◆ REQUIREMENT
Only the records, repeated exactly, should make up the response.

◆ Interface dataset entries
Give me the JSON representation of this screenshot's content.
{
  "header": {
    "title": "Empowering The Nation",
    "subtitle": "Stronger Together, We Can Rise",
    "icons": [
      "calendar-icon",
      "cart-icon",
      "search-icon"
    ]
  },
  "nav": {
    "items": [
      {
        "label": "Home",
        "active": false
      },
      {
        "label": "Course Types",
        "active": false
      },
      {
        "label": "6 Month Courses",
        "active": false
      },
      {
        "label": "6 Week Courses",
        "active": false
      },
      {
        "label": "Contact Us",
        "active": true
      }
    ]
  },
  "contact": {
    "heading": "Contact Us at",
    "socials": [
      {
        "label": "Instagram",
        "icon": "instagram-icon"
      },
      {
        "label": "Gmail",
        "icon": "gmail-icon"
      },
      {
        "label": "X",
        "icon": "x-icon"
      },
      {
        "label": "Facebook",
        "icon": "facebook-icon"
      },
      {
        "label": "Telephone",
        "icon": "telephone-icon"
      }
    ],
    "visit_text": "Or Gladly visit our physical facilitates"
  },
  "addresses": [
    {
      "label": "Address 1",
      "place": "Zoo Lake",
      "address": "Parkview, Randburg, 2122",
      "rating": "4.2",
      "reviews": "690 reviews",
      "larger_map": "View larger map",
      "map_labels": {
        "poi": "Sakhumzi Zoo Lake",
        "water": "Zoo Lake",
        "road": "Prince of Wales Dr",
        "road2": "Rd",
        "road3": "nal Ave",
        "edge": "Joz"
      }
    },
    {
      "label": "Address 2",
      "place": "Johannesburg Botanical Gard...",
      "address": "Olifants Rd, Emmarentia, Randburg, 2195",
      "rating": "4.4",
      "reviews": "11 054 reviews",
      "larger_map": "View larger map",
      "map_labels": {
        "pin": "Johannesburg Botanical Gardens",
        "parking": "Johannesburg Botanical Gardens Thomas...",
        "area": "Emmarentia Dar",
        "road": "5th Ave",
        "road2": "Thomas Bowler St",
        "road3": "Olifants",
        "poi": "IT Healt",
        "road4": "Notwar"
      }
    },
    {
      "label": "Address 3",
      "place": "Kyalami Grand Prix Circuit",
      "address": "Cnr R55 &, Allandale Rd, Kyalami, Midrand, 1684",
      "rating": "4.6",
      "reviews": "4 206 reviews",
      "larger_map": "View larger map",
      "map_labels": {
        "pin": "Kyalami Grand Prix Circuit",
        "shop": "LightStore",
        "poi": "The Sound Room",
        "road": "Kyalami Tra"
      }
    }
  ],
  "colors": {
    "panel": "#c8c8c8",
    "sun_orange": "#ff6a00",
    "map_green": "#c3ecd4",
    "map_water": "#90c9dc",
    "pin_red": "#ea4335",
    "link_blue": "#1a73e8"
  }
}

◆ EXERCISE RESPONSE
Give me the JSON representation of this screenshot's content.
{
  "header": {
    "title": "Empowering The Nation",
    "subtitle": "Stronger Together, We Can Rise",
    "icons": [
      "calendar-icon",
      "cart-icon",
      "search-icon"
    ]
  },
  "nav": {
    "items": [
      {
        "label": "Home",
        "active": false
      },
      {
        "label": "Course Types",
        "active": false
      },
      {
        "label": "6 Month Courses",
        "active": false
      },
      {
        "label": "6 Week Courses",
        "active": false
      },
      {
        "label": "Contact Us",
        "active": true
      }
    ]
  },
  "contact": {
    "heading": "Contact Us at",
    "socials": [
      {
        "label": "Instagram",
        "icon": "instagram-icon"
      },
      {
        "label": "Gmail",
        "icon": "gmail-icon"
      },
      {
        "label": "X",
        "icon": "x-icon"
      },
      {
        "label": "Facebook",
        "icon": "facebook-icon"
      },
      {
        "label": "Telephone",
        "icon": "telephone-icon"
      }
    ],
    "visit_text": "Or Gladly visit our physical facilitates"
  },
  "addresses": [
    {
      "label": "Address 1",
      "place": "Zoo Lake",
      "address": "Parkview, Randburg, 2122",
      "rating": "4.2",
      "reviews": "690 reviews",
      "larger_map": "View larger map",
      "map_labels": {
        "poi": "Sakhumzi Zoo Lake",
        "water": "Zoo Lake",
        "road": "Prince of Wales Dr",
        "road2": "Rd",
        "road3": "nal Ave",
        "edge": "Joz"
      }
    },
    {
      "label": "Address 2",
      "place": "Johannesburg Botanical Gard...",
      "address": "Olifants Rd, Emmarentia, Randburg, 2195",
      "rating": "4.4",
      "reviews": "11 054 reviews",
      "larger_map": "View larger map",
      "map_labels": {
        "pin": "Johannesburg Botanical Gardens",
        "parking": "Johannesburg Botanical Gardens Thomas...",
        "area": "Emmarentia Dar",
        "road": "5th Ave",
        "road2": "Thomas Bowler St",
        "road3": "Olifants",
        "poi": "IT Healt",
        "road4": "Notwar"
      }
    },
    {
      "label": "Address 3",
      "place": "Kyalami Grand Prix Circuit",
      "address": "Cnr R55 &, Allandale Rd, Kyalami, Midrand, 1684",
      "rating": "4.6",
      "reviews": "4 206 reviews",
      "larger_map": "View larger map",
      "map_labels": {
        "pin": "Kyalami Grand Prix Circuit",
        "shop": "LightStore",
        "poi": "The Sound Room",
        "road": "Kyalami Tra"
      }
    }
  ],
  "colors": {
    "panel": "#c8c8c8",
    "sun_orange": "#ff6a00",
    "map_green": "#c3ecd4",
    "map_water": "#90c9dc",
    "pin_red": "#ea4335",
    "link_blue": "#1a73e8"
  }
}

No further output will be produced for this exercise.